Stuart Staniford, The Oil Drum
I've been trying this week to get a grip on the science of the Greenland Ice Sheet. It's a complex and poorly understood business, but there seems to be enough meat here that I think it should be on The Oil Drum agenda.
We might do worse than start with with a report from the BBC. They covered a talk at the American Geophysical Union meeting in San Francisco this last week.
...The big risk is that we will set in motion something unstoppable before we see overwhelmingly clear evidence of it.
At any rate, what is clear is that the Greenland icesheet melting very urgently needs to be understood. In particular in contemplating tar-sands, coal-to-liquids, etc, as solutions to peak oil, we need to understand what gamble with the ice sheet we are making, exactly.
(X Jan 2007)
Melting ice means global warming report all wet, say some experts who warn it'll be even worse
Associated Press via IHT
Later this week in Paris, climate scientists will issue a dire forecast for the planet that warns of slowly rising sea levels and higher temperatures.
But that may be the sugarcoated version.
Early and changeable drafts of their upcoming authoritative report on climate change foresee smaller sea level rises than were projected in 2001 in the last report. Many top U.S. scientists reject these rosier numbers.
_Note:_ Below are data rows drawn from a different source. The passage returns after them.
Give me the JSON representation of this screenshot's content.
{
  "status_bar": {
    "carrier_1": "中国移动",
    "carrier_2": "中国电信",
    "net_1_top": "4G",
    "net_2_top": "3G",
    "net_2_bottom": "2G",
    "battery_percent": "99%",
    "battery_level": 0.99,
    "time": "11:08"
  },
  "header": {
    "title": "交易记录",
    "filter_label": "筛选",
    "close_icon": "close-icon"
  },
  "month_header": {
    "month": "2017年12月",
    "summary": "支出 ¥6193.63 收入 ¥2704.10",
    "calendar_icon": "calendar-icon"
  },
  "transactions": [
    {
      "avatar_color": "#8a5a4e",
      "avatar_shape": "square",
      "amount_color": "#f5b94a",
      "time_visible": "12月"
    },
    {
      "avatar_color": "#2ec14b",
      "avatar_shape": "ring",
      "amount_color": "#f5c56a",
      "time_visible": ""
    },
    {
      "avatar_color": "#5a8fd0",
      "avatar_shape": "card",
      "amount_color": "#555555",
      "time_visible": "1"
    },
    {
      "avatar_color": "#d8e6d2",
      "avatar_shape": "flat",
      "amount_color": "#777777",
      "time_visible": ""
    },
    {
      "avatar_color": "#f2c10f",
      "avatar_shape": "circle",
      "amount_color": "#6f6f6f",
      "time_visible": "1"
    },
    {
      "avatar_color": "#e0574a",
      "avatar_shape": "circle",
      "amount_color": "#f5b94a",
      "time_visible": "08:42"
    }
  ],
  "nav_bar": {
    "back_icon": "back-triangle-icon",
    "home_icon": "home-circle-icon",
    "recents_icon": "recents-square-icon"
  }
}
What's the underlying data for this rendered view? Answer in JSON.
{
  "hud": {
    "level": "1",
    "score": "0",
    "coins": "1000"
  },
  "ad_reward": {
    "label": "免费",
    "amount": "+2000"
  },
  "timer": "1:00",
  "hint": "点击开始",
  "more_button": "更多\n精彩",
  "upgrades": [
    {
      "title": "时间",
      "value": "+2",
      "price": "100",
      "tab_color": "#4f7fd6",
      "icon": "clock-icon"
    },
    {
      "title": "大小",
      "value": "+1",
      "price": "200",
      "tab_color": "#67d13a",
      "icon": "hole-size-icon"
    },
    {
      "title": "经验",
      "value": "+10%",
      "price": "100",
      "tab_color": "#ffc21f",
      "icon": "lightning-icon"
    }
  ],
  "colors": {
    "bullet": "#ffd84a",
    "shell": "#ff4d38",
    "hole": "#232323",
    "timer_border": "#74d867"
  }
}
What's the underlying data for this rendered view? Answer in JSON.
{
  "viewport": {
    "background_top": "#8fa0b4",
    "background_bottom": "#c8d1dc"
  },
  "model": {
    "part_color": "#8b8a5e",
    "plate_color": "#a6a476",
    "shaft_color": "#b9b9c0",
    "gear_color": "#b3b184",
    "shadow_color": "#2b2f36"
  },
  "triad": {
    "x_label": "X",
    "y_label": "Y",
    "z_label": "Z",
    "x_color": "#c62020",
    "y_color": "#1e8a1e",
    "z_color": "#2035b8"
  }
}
Those calculations don't include the recent, and dramatic, melt-off of big ice sheets in two crucial locations:
They "don't take into account the gorillas - Greenland and Antarctica," said Ohio State University earth sciences professor Lonnie Thompson, a polar ice specialist. "I think there are unpleasant surprises as we move into the 21st century."
Michael MacCracken, who until 2001 coordinated the official U.S. government reviews of the international climate report on global warming, has fired off a letter of protest over the omission.
The melting ice sheets in Greenland and Antarctica are a fairly recent development that has taken scientists by surprise. They don't know how to predict its effects in their computer models. But many fear it will mean the world's coastlines are swamped much earlier than most predict.
Others believe the ice melt is temporary and won't play such a dramatic role.
That debate may be the central one as scientists and bureaucrats from around the world gather in Paris ...
(27 Jan 2007)
Experts split over climate danger to Antarctica
Robin McKie, Observer
Serious disagreement has broken out among scientists over a United Nations climate report's contention that the world's greatest wilderness - Antarctica - will be largely unaffected by rising world temperatures.
The report, to be published on Friday, will be one of the most comprehensive on climate change to date, and will paint a grim picture of future changes to the planet's weather patterns. Details of the report were first revealed by The Observer last weekend.
However, many researchers believe it does not go far enough. In particular, they say it fails to stress that climate change is already having a severe impact on the continent and will continue to do so for the rest of century. At least a quarter of the sea ice around Antarctica will disappear in that time, say the critics, though this forecast is not mentioned in the study.
One expert denounced the report - by the UN's Intergovernmental Panel on Climate Change, or IPCC - as 'misleading'. Another accused the panel of 'failing to give the right impression' about the impact that rising levels of carbon dioxide will have on Antarctica.
(28 Jan 2007)
Bush's Climate Remarks Weighed for Policy Shift
Peter Baker and Steven Mufson, Washington Post
It was just a couple of dozen words out of more than 5,000, uttered so fast that many in the audience missed them at first. But President Bush's commitment to fight global warming in his State of the Union address this week has echoed around the world and provoked debate about whether he is shifting his view of climate change.
The words themselves were not radically different from what he has said in the past in other settings. As he addressed Congress and a national television audience, Bush forecast energy breakthroughs that will reduce U.S. dependence on oil. "These technologies," he said, "will help us become better stewards of the environment, and they will help us to confront the serious challenge of global climate change."
But it was the first time in Bush's six years in office that he mentioned the issue in a State of the Union. And he did it while presenting a high-profile plan to cut gasoline consumption -- and with it, greenhouse gases. "Every word is crafted in that speech and every word has meaning behind it," said Christine Todd Whitman, Bush's former Environmental Protection Agency administrator. "So the fact that he mentioned climate change in that context, that was a step forward, that was a change."
Leaders in Europe and Asia took notice as well, hailing what they saw as a turning point while renewing pressure on Bush to accompany words with more meaningful action. Environmentalists were skeptical but said Bush may be starting to respond to the growing political momentum for grappling with climate change.
(27 Jan 2007)